By Christopher DanielFebruary 1, 2010
FORT BELVOIR, Va. -- Just to the north of Fort Belvoir, in a quiet subdivision, sits the remains of Mount Air. Now a park run by Fairfax County, all that remains of the once great Northern Virginia plantation are the ruins of the house proper and a few surrounding outbuildings.
But, don't let its unassuming state fool you: during its 260-year history, Mount Air and its owners played an important role in the development of both Fairfax County and Fort Belvoir.
Built by Dennis McCarty in 1732, Mount Air represented the center of the family's 3,700-acre estate. While living at Mount Air, the McCarty family, who held relations to such prominent Virginia families as George Mason and George Washington, helped develop what we know today as Fairfax County.
Dennis McCarty served as sheriff and justice of the county court and represented Prince William County - now Fairfax County - in the House of Burgesses. His grandson, Daniel McCarty, served with George Washington, as a trustee of the Patowmack Company, which promoted the commercial development of the Potomac River.

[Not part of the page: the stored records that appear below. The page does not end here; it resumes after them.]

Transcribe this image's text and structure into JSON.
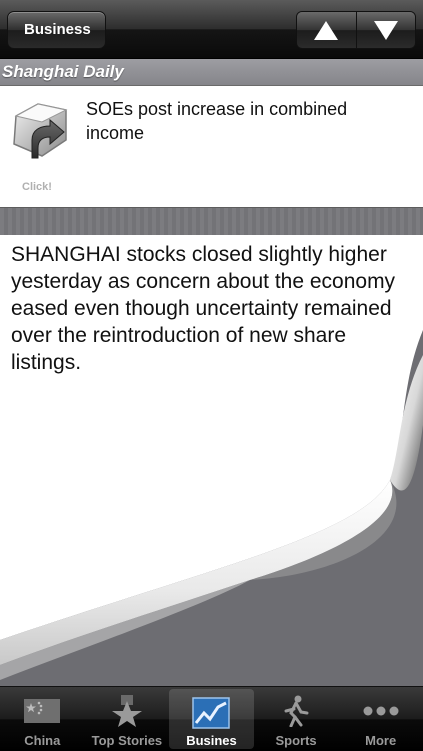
{
  "navbar": {
    "back_label": "Business",
    "up_label": "▲",
    "down_label": "▼"
  },
  "section": {
    "title": "Shanghai Daily"
  },
  "article": {
    "headline": "SOEs post increase in combined income",
    "click_label": "Click!"
  },
  "content": {
    "body": "SHANGHAI stocks closed slightly higher yesterday as concern about the economy eased even though uncertainty remained over the reintroduction of new share listings."
  },
  "tabs": [
    {
      "label": "China",
      "icon": "china-flag-icon"
    },
    {
      "label": "Top Stories",
      "icon": "star-icon"
    },
    {
      "label": "Busines",
      "icon": "chart-icon",
      "active": true
    },
    {
      "label": "Sports",
      "icon": "sports-icon"
    },
    {
      "label": "More",
      "icon": "more-icon"
    }
  ]
}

The McCarty family residence at Mount Air ended just before the Civil War when the house was purchased by Aristides Landstreet. Shortly after acquiring Mount Air, Landstreet joined the Confederate Army leaving his wife, Mary, and his children behind at Mount Air. During the Civil War, Mount Air was occupied by Union Soldiers, who believed Mary was signaling Confederate forces from the attic.
In 1914, Mount Air passed to its final family when it was sold to Mrs. George Kernan. In 1918, Mrs. Kernan allowed Army Engineers to camp on the property while they built a railroad spur from Camp Humphreys - now Fort Belvoir - to Accotink Station.
The railroad spur played a vital role in transporting troops and supplies to the camp. Mrs. Kernan saw the commitment of her land as a means of contributing to the war effort, and in the tradition of the owners before her, wished to contribute to the growth of Fairfax County.
In 1992, Kernan's daughter, Mount Air's final owner, passed away. Only a few weeks later, on May 19, Mount Air caught fire. The Fort Belvoir Fire Department was the first to respond. Due to the isolated location and the lack of nearby fire hydrants, the house could not be saved.
After the fire, Mount Air was transferred to the Fairfax County Parks Authority and developed into a historic park. Today, interpretive signs tell visitors about the plantation's legacy.
Fort Belvoir's Historic Preservation Program recently researched and completed a National Register of Historic Places nomination for the house site and surrounding property, in order to further protect the site.
Though Mount Air is no longer the grand Northern Virginia plantation it once was, its ruins still echo with the memories of the prominent individuals who called it home.
(Daniel is the cultural resources intern with the Environmental and Natural Resources Division of Belvoir's Directorate of Public Works.)